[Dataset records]
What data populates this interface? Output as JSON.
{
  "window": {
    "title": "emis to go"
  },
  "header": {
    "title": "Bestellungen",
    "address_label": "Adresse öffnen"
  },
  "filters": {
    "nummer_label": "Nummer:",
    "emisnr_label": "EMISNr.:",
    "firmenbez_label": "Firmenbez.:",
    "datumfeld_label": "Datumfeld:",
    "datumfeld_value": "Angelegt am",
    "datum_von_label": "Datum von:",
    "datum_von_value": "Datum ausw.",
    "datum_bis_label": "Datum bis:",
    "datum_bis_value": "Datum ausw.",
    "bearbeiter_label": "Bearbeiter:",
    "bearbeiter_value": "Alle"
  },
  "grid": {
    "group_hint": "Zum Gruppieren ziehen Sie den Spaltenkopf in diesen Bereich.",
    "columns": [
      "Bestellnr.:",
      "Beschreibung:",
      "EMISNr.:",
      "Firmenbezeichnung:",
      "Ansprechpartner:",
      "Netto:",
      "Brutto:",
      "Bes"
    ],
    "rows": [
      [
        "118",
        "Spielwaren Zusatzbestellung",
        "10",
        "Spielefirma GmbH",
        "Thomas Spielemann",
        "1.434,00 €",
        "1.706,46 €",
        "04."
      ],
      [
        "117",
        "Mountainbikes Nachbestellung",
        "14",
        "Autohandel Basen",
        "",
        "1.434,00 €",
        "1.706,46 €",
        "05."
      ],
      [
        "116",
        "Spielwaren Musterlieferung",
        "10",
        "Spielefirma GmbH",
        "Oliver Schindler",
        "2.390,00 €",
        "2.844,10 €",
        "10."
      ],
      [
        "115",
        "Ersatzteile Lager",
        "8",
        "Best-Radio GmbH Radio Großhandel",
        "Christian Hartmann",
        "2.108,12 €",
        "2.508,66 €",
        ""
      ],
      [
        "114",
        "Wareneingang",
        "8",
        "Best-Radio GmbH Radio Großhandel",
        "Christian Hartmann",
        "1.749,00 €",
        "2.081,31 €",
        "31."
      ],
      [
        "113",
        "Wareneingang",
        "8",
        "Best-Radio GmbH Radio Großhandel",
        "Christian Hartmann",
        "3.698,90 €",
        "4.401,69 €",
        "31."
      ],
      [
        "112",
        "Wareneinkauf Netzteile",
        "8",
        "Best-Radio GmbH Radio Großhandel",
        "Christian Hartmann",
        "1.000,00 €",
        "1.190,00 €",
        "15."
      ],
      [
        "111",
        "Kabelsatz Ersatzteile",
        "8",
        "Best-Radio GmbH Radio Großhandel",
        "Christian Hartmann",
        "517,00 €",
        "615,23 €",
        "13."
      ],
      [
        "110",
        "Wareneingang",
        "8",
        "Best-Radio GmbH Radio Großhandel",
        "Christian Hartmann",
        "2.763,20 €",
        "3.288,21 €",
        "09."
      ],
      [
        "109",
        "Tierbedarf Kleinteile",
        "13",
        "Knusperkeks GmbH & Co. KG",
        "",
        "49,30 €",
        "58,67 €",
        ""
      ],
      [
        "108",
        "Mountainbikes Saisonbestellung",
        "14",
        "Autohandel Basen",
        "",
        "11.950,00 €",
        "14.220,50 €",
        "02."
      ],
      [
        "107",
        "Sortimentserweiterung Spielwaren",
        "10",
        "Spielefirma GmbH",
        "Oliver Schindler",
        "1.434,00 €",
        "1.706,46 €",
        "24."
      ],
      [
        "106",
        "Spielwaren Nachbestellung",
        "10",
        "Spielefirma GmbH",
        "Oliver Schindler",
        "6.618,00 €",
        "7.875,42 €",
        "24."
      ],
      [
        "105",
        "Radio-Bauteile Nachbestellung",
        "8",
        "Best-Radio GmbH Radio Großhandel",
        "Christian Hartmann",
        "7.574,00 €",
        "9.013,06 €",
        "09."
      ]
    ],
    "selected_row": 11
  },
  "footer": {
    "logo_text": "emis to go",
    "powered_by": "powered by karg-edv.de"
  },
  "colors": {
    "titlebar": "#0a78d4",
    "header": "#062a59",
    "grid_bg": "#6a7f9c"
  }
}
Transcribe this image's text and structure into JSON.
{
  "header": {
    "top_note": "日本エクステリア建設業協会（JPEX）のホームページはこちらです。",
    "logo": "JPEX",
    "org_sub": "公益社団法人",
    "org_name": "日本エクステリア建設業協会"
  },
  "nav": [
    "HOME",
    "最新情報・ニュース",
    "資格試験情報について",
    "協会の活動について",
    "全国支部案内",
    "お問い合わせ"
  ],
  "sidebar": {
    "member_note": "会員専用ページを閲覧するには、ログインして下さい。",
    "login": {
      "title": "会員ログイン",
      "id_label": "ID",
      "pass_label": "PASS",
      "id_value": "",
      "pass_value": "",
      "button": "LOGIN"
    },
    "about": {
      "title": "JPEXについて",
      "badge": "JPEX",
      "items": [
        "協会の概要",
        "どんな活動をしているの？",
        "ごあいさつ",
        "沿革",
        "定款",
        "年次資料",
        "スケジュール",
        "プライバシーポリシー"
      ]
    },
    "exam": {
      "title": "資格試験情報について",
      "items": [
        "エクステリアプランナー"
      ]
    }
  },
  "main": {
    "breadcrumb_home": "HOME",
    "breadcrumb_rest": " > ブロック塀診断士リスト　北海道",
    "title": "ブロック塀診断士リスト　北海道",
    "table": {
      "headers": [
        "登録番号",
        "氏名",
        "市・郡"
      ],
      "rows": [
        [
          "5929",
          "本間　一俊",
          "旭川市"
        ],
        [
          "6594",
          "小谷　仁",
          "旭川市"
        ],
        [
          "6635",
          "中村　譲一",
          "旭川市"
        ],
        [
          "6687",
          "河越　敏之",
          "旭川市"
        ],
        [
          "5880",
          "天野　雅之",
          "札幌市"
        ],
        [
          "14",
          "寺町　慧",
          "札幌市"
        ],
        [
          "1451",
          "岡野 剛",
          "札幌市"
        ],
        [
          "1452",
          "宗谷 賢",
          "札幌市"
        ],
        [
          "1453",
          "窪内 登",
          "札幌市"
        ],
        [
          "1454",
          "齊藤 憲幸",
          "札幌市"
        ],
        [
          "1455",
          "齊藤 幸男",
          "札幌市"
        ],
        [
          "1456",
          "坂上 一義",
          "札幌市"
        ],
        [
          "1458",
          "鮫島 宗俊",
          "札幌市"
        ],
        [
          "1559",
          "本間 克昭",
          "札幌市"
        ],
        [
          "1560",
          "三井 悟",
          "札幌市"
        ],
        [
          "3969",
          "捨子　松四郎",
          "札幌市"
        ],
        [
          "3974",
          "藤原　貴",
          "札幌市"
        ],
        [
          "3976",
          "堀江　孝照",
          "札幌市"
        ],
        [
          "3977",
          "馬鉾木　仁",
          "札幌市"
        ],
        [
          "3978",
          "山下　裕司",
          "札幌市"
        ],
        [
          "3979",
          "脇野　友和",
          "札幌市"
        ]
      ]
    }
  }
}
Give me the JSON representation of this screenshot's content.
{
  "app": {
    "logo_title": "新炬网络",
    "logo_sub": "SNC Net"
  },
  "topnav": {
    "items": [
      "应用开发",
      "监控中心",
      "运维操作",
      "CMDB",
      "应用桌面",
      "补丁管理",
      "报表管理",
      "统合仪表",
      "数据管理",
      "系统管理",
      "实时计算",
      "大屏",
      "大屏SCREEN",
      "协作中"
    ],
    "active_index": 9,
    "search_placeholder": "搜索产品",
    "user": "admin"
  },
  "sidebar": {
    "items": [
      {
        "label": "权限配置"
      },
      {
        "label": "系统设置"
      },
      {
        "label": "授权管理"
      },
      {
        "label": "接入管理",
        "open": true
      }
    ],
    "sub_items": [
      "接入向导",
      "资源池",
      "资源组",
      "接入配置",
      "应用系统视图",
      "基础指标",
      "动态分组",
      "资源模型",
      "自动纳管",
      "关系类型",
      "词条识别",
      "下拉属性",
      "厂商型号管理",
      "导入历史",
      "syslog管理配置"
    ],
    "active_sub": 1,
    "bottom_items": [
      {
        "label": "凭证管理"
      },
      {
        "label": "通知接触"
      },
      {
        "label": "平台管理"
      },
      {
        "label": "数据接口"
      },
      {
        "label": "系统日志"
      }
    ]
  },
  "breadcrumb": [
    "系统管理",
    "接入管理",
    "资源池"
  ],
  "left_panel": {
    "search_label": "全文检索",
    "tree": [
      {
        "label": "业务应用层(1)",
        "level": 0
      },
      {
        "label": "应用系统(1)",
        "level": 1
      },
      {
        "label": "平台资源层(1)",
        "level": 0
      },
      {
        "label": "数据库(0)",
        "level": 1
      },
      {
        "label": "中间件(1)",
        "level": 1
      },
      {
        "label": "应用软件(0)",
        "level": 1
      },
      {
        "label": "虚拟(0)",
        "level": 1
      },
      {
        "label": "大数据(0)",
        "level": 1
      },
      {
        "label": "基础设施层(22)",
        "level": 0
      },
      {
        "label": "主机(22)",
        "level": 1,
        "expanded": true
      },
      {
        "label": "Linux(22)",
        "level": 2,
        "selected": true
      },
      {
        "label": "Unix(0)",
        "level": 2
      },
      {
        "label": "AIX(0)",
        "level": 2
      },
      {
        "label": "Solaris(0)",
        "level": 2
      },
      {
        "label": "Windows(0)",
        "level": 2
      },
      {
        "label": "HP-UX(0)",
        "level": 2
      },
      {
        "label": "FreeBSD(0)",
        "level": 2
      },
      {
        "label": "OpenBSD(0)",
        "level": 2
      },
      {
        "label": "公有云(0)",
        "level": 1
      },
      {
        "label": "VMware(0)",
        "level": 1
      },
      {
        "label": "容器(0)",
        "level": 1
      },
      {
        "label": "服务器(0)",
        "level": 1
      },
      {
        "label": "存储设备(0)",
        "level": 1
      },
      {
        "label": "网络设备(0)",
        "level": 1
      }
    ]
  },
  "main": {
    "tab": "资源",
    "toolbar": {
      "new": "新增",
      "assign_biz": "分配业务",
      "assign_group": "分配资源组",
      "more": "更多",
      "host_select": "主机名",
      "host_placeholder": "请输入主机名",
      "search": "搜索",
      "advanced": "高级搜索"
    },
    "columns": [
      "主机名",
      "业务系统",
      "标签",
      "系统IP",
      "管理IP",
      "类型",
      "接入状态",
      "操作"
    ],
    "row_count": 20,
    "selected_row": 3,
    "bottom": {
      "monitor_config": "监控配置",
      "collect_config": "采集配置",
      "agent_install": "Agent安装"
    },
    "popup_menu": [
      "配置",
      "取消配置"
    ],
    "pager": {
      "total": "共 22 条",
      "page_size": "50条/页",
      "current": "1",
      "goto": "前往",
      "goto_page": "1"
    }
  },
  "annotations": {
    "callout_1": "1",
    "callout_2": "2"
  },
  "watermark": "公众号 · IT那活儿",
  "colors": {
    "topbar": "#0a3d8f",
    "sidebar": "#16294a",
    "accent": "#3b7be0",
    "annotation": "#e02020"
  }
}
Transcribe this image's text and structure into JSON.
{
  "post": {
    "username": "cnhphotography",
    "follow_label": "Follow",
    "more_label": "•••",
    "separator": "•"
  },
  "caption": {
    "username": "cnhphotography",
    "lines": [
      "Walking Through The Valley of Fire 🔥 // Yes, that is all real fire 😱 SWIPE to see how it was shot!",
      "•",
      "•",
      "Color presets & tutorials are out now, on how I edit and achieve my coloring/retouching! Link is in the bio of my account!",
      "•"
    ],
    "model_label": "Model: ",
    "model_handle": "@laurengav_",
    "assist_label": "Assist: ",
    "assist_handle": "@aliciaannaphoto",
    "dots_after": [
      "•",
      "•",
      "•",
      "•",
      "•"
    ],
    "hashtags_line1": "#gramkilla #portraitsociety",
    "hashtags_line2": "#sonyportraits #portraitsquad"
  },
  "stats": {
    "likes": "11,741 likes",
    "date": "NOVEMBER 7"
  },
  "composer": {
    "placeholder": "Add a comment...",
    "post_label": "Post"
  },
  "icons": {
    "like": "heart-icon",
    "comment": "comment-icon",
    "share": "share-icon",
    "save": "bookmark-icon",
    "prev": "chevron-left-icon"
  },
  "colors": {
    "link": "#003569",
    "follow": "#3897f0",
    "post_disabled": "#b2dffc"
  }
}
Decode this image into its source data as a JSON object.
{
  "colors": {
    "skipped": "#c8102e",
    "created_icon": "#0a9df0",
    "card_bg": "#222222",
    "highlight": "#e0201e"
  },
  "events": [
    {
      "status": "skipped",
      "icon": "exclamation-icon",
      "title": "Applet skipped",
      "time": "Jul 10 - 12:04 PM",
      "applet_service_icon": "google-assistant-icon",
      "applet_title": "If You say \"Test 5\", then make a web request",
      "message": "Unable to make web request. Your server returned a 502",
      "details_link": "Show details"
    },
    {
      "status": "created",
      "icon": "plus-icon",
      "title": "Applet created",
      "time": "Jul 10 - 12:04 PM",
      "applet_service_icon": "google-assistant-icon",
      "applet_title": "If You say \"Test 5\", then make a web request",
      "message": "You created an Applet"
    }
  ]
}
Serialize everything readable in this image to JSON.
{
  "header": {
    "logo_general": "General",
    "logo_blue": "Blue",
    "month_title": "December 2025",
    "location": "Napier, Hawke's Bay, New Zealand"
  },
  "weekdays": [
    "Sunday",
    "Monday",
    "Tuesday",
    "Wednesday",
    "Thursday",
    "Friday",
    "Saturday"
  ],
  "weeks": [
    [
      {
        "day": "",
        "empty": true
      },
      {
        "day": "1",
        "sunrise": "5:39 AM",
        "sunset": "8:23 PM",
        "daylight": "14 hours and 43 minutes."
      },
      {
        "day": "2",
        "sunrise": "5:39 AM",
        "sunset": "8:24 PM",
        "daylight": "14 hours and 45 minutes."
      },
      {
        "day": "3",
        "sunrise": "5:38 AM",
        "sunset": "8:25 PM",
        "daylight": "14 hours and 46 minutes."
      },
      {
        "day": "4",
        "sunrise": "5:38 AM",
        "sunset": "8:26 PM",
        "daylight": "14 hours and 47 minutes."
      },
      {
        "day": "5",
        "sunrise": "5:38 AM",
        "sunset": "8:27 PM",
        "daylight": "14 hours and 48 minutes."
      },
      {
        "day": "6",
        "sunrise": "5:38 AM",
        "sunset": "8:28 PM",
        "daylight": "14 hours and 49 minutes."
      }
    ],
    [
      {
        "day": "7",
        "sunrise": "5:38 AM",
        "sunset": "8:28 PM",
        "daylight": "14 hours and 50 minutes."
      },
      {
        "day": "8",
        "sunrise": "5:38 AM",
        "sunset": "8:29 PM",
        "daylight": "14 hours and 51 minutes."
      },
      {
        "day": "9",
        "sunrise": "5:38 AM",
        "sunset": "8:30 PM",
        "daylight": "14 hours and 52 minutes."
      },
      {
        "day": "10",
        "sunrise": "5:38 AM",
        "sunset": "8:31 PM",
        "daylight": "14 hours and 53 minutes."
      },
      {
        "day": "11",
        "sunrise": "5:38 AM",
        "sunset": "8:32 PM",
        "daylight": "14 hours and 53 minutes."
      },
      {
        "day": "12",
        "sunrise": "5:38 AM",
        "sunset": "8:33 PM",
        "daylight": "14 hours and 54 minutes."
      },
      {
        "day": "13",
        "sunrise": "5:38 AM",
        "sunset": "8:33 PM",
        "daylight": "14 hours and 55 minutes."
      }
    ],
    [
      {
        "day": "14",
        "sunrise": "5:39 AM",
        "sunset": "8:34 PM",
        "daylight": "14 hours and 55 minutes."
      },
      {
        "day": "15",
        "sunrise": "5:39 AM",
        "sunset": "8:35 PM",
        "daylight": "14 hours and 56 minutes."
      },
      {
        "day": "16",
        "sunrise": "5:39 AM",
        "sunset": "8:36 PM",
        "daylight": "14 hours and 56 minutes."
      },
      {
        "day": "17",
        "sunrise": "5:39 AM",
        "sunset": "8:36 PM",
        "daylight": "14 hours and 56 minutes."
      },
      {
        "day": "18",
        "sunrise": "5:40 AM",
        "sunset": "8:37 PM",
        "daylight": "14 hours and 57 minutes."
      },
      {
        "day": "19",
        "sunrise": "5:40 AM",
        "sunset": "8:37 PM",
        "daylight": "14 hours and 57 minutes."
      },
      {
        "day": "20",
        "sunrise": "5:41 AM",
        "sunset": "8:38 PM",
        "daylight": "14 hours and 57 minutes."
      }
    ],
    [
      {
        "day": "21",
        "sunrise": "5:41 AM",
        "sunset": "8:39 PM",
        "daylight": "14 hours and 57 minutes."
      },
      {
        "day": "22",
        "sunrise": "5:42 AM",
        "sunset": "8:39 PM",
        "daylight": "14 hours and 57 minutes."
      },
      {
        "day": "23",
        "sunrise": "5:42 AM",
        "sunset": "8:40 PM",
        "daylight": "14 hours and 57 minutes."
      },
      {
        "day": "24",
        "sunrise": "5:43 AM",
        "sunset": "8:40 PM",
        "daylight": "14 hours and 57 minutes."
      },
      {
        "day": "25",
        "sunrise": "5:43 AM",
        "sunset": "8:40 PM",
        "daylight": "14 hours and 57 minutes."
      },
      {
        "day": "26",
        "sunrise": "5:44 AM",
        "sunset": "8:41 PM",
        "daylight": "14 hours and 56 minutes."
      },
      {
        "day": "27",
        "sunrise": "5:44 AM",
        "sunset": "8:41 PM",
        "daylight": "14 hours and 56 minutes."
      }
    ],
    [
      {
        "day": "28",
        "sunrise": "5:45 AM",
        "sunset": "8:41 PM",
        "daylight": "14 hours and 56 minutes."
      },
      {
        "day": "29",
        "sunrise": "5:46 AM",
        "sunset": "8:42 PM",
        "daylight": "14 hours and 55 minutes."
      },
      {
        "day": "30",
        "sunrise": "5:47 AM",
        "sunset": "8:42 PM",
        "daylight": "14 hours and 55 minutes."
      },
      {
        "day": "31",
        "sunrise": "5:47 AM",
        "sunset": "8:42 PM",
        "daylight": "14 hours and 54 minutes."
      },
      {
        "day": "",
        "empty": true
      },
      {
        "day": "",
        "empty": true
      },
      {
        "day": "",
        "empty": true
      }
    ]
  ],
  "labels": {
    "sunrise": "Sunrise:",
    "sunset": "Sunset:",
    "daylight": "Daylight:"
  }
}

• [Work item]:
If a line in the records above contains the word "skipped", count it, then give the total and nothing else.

• [Answer to the problem]:
3